Problem requirements — In the data below, how many lines contain the string "more"? Give only the figure.

Data —
=====
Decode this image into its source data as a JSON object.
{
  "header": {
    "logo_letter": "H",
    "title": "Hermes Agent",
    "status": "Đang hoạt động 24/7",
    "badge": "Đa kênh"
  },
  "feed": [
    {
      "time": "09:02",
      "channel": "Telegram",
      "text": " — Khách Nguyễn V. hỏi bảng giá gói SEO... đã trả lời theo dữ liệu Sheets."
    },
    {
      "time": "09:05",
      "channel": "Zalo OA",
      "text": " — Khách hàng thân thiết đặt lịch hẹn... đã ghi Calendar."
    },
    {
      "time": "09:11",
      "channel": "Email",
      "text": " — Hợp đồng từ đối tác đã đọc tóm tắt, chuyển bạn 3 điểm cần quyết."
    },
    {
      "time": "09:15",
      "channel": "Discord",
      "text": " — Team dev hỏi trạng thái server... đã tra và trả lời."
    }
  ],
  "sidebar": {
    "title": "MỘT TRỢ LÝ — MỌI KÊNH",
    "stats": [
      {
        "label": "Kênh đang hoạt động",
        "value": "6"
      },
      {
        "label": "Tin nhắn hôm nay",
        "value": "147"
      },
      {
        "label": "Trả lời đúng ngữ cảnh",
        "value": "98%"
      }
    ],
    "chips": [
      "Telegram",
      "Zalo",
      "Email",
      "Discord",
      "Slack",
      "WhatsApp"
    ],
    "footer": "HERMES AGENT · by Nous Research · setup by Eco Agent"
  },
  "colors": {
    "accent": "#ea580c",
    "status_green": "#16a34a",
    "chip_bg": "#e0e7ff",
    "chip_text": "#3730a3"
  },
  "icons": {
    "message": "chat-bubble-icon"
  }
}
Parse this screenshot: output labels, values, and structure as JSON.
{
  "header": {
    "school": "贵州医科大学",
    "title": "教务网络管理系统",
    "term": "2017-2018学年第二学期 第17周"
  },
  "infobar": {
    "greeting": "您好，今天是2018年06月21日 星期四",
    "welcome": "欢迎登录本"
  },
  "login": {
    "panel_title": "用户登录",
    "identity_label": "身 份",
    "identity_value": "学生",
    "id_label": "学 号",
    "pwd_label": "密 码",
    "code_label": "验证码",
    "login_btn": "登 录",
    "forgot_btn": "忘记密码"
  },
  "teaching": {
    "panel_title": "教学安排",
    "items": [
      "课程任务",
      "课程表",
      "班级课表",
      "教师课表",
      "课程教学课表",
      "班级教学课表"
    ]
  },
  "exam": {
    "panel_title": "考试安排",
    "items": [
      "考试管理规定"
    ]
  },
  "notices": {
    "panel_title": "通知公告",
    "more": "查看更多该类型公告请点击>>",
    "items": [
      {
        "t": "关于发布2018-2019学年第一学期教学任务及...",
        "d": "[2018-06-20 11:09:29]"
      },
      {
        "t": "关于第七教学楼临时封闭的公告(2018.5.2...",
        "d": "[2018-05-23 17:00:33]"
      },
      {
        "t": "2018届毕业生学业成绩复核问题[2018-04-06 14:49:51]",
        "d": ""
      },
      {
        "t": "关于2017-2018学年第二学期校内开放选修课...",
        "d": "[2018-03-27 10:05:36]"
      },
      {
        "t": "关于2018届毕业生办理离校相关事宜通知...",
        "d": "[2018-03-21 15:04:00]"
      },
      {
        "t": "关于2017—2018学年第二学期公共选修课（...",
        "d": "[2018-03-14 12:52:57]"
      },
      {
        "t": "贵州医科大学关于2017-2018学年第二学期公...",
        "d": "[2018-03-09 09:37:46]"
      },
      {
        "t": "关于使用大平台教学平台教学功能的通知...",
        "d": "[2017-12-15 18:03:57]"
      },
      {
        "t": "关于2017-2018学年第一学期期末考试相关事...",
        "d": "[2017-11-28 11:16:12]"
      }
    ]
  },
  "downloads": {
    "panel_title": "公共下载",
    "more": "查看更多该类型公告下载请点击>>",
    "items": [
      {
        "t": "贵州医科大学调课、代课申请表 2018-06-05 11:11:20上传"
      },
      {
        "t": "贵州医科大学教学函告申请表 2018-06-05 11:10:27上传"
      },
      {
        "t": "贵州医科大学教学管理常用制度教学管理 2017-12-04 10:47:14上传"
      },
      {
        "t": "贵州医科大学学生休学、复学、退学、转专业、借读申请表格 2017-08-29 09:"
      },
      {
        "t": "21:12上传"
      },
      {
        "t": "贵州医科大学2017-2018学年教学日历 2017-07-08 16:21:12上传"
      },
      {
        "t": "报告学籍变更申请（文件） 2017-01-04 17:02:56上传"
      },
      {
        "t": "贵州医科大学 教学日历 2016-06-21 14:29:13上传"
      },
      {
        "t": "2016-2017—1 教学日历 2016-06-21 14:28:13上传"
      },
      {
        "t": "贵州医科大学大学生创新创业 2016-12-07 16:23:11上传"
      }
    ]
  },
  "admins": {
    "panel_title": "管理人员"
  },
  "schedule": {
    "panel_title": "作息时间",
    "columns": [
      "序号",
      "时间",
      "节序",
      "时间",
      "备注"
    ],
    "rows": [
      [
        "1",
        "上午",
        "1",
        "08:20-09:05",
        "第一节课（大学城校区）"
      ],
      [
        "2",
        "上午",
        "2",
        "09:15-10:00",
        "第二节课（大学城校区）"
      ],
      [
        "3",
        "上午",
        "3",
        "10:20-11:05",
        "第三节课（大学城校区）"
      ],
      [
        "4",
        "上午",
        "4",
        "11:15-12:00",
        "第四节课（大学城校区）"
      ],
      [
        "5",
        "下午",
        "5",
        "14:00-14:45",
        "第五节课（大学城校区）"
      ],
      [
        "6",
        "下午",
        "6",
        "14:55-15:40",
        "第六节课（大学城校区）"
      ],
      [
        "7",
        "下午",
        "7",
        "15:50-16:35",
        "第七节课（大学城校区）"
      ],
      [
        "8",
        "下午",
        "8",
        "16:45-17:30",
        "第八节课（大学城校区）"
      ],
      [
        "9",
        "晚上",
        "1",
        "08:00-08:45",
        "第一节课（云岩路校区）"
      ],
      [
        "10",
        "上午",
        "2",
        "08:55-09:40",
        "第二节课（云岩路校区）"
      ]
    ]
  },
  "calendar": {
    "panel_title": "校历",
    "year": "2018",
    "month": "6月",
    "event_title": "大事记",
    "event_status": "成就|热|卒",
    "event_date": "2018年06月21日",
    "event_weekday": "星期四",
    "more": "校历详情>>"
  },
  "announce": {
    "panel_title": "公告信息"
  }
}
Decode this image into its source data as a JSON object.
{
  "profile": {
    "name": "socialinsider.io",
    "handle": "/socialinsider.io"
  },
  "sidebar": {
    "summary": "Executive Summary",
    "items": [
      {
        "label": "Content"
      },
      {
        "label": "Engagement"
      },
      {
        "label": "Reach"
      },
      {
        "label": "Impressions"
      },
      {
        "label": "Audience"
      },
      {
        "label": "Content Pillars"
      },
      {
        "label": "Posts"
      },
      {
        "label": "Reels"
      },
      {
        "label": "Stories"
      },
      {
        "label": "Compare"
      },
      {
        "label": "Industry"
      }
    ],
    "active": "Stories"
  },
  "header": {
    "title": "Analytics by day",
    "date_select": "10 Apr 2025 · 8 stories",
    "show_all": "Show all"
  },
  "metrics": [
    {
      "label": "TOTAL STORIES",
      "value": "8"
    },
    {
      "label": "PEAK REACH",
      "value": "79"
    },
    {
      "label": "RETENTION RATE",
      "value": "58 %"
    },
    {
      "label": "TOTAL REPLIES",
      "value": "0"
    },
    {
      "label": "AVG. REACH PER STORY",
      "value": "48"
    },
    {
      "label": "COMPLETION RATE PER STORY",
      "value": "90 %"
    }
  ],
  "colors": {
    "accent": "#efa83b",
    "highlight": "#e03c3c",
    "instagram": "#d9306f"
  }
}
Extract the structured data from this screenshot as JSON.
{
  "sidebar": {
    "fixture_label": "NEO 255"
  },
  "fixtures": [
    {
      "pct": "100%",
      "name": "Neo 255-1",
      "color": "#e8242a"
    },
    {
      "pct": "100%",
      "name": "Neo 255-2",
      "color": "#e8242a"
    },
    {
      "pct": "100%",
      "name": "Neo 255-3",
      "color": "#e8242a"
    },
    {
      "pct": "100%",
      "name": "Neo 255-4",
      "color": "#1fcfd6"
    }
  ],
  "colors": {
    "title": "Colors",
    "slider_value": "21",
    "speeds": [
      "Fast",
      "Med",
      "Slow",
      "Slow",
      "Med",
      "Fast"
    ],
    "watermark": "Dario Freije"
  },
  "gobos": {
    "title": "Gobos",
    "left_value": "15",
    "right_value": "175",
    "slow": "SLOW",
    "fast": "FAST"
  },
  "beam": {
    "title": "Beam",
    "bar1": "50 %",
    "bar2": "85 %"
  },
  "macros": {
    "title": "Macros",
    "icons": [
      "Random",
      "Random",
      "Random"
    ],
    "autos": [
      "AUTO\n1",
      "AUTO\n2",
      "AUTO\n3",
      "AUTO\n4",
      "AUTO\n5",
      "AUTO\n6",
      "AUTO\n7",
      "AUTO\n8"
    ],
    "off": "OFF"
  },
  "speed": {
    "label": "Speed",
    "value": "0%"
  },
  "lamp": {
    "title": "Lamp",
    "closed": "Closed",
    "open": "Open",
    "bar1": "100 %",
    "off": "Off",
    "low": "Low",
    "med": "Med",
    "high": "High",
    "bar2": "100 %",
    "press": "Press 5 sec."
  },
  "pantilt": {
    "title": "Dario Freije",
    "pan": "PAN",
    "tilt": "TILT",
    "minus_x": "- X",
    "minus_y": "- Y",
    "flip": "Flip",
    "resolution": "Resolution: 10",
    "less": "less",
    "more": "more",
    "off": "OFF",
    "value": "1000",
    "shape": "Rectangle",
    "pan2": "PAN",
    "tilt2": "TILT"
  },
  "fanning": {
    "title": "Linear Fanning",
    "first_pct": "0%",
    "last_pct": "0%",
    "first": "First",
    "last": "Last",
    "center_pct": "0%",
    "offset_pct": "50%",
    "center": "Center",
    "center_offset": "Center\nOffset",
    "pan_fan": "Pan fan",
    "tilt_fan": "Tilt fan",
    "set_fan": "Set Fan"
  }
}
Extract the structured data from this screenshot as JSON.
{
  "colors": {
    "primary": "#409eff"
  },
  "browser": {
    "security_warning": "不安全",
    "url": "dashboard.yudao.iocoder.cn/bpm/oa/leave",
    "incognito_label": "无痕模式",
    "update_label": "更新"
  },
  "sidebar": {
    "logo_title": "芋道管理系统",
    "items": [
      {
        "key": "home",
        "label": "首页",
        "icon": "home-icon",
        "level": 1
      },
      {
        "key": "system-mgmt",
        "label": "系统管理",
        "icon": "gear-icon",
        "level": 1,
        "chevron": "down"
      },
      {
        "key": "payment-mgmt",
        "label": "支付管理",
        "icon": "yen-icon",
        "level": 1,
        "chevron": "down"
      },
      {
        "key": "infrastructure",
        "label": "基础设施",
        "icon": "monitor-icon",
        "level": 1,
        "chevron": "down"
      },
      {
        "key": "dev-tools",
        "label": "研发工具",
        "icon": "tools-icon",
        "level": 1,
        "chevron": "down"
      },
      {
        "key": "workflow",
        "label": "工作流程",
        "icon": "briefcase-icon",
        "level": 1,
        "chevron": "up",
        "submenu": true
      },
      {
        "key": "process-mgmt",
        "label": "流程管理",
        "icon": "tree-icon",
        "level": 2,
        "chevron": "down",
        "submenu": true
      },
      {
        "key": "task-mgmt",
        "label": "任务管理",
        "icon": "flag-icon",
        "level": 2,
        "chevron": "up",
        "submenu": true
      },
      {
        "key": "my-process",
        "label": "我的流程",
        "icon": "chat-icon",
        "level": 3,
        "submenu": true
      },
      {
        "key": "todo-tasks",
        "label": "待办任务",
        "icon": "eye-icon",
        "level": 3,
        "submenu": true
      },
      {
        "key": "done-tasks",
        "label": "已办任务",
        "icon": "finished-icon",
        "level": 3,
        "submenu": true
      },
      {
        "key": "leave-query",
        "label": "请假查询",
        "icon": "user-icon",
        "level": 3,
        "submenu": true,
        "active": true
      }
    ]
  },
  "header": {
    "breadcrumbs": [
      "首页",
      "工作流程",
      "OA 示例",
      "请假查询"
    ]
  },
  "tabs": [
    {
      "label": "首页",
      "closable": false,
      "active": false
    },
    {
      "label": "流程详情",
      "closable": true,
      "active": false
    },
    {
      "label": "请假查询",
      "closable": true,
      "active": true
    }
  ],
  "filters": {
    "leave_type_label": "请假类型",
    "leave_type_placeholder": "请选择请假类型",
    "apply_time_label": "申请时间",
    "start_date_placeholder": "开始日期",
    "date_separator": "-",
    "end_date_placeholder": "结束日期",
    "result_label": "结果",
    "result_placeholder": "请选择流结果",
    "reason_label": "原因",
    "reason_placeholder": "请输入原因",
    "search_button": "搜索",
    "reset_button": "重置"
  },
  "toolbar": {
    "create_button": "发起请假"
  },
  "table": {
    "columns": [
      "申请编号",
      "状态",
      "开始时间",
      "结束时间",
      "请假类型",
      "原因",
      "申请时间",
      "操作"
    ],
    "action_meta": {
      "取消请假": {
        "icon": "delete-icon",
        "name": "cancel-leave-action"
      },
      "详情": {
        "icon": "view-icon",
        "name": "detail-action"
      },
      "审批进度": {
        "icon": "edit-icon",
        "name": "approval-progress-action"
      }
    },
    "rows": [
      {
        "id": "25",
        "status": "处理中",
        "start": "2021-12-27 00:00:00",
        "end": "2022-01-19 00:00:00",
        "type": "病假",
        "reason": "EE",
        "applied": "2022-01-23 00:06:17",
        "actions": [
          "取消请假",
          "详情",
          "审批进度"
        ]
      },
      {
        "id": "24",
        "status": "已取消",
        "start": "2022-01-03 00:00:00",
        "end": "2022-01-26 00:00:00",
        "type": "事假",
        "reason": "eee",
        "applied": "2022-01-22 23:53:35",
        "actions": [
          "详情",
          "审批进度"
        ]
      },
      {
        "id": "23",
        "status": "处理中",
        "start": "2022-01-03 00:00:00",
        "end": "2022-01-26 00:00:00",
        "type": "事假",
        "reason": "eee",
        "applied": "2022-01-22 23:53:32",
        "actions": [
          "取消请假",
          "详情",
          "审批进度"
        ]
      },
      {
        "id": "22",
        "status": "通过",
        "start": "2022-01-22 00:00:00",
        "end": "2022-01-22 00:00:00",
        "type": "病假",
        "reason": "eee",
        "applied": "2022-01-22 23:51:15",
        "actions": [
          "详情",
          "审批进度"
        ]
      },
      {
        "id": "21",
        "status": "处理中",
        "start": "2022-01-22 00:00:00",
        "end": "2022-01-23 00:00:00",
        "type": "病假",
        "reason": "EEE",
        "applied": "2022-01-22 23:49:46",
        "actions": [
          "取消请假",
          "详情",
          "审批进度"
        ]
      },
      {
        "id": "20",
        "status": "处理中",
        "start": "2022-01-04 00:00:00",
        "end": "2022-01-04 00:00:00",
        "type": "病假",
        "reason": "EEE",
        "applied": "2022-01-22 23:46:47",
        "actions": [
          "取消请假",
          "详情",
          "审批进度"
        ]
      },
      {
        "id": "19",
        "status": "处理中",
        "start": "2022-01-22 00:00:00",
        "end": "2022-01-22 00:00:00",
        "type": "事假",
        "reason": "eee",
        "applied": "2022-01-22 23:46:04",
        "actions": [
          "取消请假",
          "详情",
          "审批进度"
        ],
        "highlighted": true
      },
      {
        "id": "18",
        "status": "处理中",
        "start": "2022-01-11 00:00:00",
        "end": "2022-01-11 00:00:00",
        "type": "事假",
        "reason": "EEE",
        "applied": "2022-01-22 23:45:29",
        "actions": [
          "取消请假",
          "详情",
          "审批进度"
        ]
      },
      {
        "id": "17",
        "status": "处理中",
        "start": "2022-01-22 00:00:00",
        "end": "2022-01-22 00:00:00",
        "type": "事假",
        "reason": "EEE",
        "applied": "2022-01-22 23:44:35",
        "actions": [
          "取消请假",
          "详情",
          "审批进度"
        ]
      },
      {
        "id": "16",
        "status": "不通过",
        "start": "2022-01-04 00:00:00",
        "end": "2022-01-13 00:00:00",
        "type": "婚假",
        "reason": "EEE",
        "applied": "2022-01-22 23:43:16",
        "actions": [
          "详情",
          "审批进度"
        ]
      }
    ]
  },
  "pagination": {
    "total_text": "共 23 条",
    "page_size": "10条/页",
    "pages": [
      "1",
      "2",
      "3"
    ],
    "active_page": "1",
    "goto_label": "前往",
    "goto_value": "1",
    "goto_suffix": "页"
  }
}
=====
Output of the task — 4